Molly Toal, Lancashire Wildlife Trust
The Wildlife Trust for Lancashire, Manchester and North Merseyside (otherwise known as LWT) have been running their Forest School Project in Manchester since 2015 and in Liverpool since 2017. Project officers work with urban schools for a year, delivering free Forest School sessions, offering accredited Level 3 Forest School Leadership training for teachers and installing outdoor classrooms, all thanks to support from players of People’s Postcode Lottery.
Forest School is a unique form of outdoor learning, with a play-based, child-led ethos that offers children regular opportunities to succeed and develop as people, through practical learning and hands-on activities in a natural setting. The children are allowed to take risks and explore, within a safe outdoor space and support from trained Forest School practitioners. Sessions are designed to stimulate each child’s imagination, creativity and desire to explore through activities involving natural materials such as green woodwork, shelter-building and natural art.
Each learner gets something different out of Forest School; it can improve confidence, behaviour, physical and social skills, emotional wellbeing, language and communication, concentration, knowledge and understanding of the world.
Now in our 5th year of the project, we have worked with many children with Special Educational Needs (SEN), in both mainstream and SEN schools, and have seen first-hand how nature and the Forest School ethos has helped these learners develop useful skills for wider life.
Being in nature offers practical, sensory experiences that are suited to the preferred learning styles of many SEN children. Sessions allow children to learn at their own pace, but follow a loose structure with opportunities for adult-introduced activities, free play, snacks and reflection, so learners know what to expect. Open-ended resources such as teddies, magnifying glasses, binoculars, muddy play items, hammocks and tarps are available each session for children to play and explore with. Forest School leaders do not plan specific objectives for the group, or stick to the national curriculum; rather they plan future activities by observing children’s interests and actions during sessions.
Children from Millstead Special Primary School in Liverpool attended forest school sessions for a full year in 2018. The groups were made up of children with mixed abilities and the learners had a range of needs, including autistic spectrum conditions (ASC), behavioural conditions and profound and multiple learning difficulties. The sessions took place in Everton Park Nature Garden, a wheelchair-accessible site next to the school.
School staff observed the children were calmer at Forest School compared to when they were in the classroom. The biggest change in them over the year was improvement in their communication and social skills.
Teacher Rachael Sharpe, who did her Forest School training through the project, said:
“Forest School fits in really well with what we do as a school by promoting independence, fine and gross motor skills and communication and social skills. For this cohort of ASC children, peer interaction is a challenge but we are seeing a big change – they’re learning how to play together through games at Forest School. Understanding the rules of a simple game can be difficult for these children, yet they’re learning and understanding because we’re outside and doing these activities with them regularly.
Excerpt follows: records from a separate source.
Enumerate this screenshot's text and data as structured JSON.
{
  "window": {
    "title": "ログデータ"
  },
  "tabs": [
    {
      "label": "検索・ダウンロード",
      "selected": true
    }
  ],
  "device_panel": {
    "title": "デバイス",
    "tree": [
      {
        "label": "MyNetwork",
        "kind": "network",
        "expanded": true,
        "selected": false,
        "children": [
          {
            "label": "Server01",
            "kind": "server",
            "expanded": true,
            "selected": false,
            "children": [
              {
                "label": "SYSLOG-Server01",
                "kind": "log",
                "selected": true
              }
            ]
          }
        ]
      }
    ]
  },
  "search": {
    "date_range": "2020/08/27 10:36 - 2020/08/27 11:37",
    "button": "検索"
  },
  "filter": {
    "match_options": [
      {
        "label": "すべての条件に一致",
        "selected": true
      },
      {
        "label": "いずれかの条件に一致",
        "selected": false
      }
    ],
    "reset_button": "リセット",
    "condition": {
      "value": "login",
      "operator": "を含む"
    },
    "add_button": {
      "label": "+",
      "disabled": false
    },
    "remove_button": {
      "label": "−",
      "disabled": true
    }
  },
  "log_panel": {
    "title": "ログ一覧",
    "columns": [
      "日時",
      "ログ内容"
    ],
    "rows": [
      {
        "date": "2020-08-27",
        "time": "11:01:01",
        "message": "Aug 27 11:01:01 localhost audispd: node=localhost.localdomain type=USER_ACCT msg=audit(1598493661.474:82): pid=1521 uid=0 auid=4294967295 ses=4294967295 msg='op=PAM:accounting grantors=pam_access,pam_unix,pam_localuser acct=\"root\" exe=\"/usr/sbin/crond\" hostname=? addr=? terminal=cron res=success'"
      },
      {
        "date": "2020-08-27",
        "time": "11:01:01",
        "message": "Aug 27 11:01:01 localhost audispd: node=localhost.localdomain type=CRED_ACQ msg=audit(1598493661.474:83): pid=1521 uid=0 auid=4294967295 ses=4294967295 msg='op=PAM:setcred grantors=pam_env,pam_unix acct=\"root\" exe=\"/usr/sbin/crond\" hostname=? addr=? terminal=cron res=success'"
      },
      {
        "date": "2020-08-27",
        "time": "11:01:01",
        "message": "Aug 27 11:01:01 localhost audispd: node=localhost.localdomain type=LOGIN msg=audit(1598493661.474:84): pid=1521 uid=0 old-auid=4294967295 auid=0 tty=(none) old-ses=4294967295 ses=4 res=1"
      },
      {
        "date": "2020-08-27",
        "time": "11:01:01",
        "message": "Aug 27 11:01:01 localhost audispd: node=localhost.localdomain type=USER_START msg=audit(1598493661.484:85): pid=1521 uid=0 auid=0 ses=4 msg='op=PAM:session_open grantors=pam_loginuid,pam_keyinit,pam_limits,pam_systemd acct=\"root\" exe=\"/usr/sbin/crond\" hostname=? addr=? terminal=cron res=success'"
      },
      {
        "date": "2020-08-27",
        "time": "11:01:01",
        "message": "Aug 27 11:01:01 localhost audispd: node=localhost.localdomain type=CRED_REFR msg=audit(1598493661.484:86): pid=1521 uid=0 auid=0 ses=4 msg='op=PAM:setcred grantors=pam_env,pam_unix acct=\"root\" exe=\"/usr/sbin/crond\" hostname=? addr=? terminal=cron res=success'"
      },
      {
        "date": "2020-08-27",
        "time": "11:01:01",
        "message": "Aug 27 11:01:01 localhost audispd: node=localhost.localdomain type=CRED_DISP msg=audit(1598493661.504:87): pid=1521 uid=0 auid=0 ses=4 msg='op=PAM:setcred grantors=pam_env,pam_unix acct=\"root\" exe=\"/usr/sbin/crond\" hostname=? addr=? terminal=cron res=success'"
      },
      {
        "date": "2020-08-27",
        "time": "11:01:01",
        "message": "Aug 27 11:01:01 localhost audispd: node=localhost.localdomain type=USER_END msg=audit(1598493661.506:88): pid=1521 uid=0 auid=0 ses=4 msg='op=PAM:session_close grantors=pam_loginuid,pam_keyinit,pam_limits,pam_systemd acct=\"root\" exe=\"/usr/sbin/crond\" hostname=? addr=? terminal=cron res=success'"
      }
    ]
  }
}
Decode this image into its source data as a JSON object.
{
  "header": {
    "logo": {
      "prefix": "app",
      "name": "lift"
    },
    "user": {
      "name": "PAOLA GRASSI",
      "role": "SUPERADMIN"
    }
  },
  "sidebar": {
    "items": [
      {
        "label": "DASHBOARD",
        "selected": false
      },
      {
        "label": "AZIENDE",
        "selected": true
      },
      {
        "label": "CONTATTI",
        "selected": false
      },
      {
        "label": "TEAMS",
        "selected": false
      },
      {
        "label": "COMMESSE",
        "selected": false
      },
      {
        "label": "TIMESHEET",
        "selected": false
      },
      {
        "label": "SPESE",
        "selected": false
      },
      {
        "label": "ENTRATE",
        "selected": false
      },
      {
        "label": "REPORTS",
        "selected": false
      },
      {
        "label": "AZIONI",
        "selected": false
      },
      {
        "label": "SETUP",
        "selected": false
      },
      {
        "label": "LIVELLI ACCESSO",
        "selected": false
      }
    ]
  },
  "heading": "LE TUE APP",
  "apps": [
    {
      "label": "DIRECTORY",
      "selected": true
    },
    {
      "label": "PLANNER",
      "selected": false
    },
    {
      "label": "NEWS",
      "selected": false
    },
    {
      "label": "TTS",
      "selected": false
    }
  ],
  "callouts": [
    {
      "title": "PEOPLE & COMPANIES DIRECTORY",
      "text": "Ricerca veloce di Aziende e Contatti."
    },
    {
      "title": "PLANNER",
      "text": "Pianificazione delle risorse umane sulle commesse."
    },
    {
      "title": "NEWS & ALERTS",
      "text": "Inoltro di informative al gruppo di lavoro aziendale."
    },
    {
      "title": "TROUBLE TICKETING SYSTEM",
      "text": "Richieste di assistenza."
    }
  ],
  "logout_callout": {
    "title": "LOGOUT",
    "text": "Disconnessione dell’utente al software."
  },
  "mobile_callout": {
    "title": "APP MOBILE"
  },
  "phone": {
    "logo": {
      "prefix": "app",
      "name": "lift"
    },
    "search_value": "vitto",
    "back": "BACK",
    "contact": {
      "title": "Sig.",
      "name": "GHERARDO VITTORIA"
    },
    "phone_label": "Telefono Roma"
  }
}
As soon as we get to the woods, they’re suggesting games to play together, and communicating and interacting with adults and peers, which is fab. We get outside as much as possible now as it’s exactly what the children get the most out of.”
Observing other children in the group, teacher Hannah Housbey added: “It’s especially great to see our children with limited mobility confidently exploring the site without relying on an adult to push them in a chair or hold their hand. Some of our development targets are to improve their gross motor skills and for the children to be able to navigate over uneven terrain, which they are all doing at Forest School. Even those in the class who cannot walk are increasing their independence moving around the site on their own, climbing over logs or shuffling up and down the slopes in the woodland.”
In 2019, mainstream school Bedford Primary in Liverpool, joined the project and a small class of SEN children were picked to attend sessions for the full year. Aged from 6 to 11, the group had ASC, behavioural conditions, learning difficulties and mobility issues. The sessions took place in the school’s outdoor learning area, which was developed by staff and pupils with help from LWT.
When the children started Forest School, there were situations most found difficult. They would struggle with teamwork, sharing, understanding others, solving problems and showing patience – all skills essential in wider life. Over the months, the children began instigating their own group games, resolving issues amongst themselves and learning to share equipment. They congratulated each other when someone succeeded at a task and worked together in really creative and imaginative ways, for example building obstacle courses and creating puppet shows.
Laura Doherty, a teacher at Bedford Primary said: “The children have all grown in confidence and developed their teamwork and leadership skills. It has been wonderful to spend time outdoors together and learn more about the nature that lives just outside school.
As a teacher, it has been lovely to spend time with the children in an environment outside the classroom and nurture such a range of different talents and qualities.”
Feedback from parents was positive too: “My son suffers from Asperger’s. He wasn’t doing well in class; wasn’t talking or making friends. Once he started Forest School things started to change. Now he runs around with other children and wants to join in with activities.”
This article was first published in 2020 in Vol 125 of the NAEE journal which is available free to members.